Specimens were measured inside of a color-assessment cabinet (CAC 60, Verivide Limited, Leicester, United Kingdom) under constant illumination (light source simulating the spectral relative irradiance of D65 CIE standard illuminant). Illuminating/measuring configuration corresponded to CIE d/0° .
Short-term repeated measurements without replacement were performed where each specimen was measured three times. A triangular stand was built to support the specimens and avoid specular reflection from the glossy surface. Since the field of measurement of the spectroradiometer was 1°, the spectroradiometer was placed 25 cm from the specimen, allowing for the measurement of the whole specimen .
Finally, the relative spectral radiance measured for all specimens at each wavelength was converted into absolute reflectance, based on measurements of a white reflectance standard (OPST3-C, Optopolymer, Germany).
The Kubelka–Munk scattering ( S ) and absorption ( K ) coefficients were calculated algebraically from the spectral reflectance data of each sample using the Kubelka–Munk equations as described below.
Secondary optical constants ( a and b ) were calculated from the experimentally obtained spectral reflectance values using the black and white backgrounds, as follows:
a = 1 2 R + R 0 − R + R g R 0 R g
b = ( a 2 − 1 ) 1 / 2
where R is the reflectance of the specimen over the white background, R 0 the reflectance of the specimen over the black background and R g is the reflectance of the white background.
The scattering coefficient ( S ) for a unit of thickness of a specific material is defined by the following equation:
S ( mm − 1 ) = 1 b X a r c t g h [ ( 1 − a R 0 ) / b R 0 ]
where X is the actual thickness of the specimen, and arctgh is an inverse hyperbolic cotangent.

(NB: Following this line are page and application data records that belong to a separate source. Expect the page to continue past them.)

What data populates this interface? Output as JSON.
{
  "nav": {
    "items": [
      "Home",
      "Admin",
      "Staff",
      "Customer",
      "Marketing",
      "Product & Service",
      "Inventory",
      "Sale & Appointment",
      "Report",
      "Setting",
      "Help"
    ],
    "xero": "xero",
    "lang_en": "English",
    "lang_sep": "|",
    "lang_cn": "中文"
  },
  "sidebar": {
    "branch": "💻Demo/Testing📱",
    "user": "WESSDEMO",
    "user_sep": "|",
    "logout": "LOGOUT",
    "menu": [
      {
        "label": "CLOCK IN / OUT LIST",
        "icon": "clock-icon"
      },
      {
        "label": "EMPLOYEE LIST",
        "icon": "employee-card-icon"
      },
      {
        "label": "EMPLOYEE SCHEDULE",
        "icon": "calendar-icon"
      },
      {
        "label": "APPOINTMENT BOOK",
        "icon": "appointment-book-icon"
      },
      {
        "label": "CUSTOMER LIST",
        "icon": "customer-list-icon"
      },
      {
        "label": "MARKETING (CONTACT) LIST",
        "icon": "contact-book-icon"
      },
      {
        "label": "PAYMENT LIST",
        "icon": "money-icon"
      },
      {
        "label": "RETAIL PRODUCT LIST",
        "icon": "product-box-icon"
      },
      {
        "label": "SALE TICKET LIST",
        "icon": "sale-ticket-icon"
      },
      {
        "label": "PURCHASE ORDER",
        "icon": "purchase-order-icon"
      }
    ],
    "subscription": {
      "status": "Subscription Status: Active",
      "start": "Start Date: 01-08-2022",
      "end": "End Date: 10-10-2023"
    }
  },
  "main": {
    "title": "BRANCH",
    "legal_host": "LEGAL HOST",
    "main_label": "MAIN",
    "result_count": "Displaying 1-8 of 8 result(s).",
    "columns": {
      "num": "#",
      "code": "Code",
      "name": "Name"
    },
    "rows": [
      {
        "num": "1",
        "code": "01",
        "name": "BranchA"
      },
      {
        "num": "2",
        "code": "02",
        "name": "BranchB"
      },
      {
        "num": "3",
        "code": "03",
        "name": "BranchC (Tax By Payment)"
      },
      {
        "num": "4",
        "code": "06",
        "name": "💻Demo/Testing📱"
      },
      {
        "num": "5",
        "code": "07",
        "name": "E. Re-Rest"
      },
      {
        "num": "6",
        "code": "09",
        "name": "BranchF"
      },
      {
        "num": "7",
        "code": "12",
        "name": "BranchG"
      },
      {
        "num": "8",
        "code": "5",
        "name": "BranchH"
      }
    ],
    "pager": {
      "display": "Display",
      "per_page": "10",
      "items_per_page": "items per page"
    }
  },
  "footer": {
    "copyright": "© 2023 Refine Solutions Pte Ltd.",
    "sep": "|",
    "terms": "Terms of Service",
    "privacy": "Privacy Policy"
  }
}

In practical formulas, S always occurs together with the thickness X of the specimen, that is, as the product SX, known as “scattering power” of the specimen.
The absorption coefficient ( K ) and the transmittance ( T ) are then calculated as follows:
K ( mm − 1 ) = S ( a − 1 )
T ( x ) = b a sinh ( b S X ) + b cosh ( b S X )
Finally, the ratio K/S , proportional to the ratio of the scattering and absorption coefficients μ a and μ s , was also calculated.
To study the variations in scattering, absorption, and transmittance, two statistical tests were used: the Kruskal–Wallis, which is a non-parametric method for testing average equality of measures among groups, and the Mann–Whitney U test ( α = 0.05) (SPSS 16.0, Chicago, SPSS Inc.), which is a non-parametric test that enables the pairwise comparison of two distributions.
Also, to determine the level of similarity of two different distributions, the VAF (variance accounting for) coefficient with Cauchy–Schwarz inequality was used as follows:
VAF = ∑ k = 400 700 a k b k 2 ∑ k = 400 700 a k 2 ∑ k = 400 700 b k 2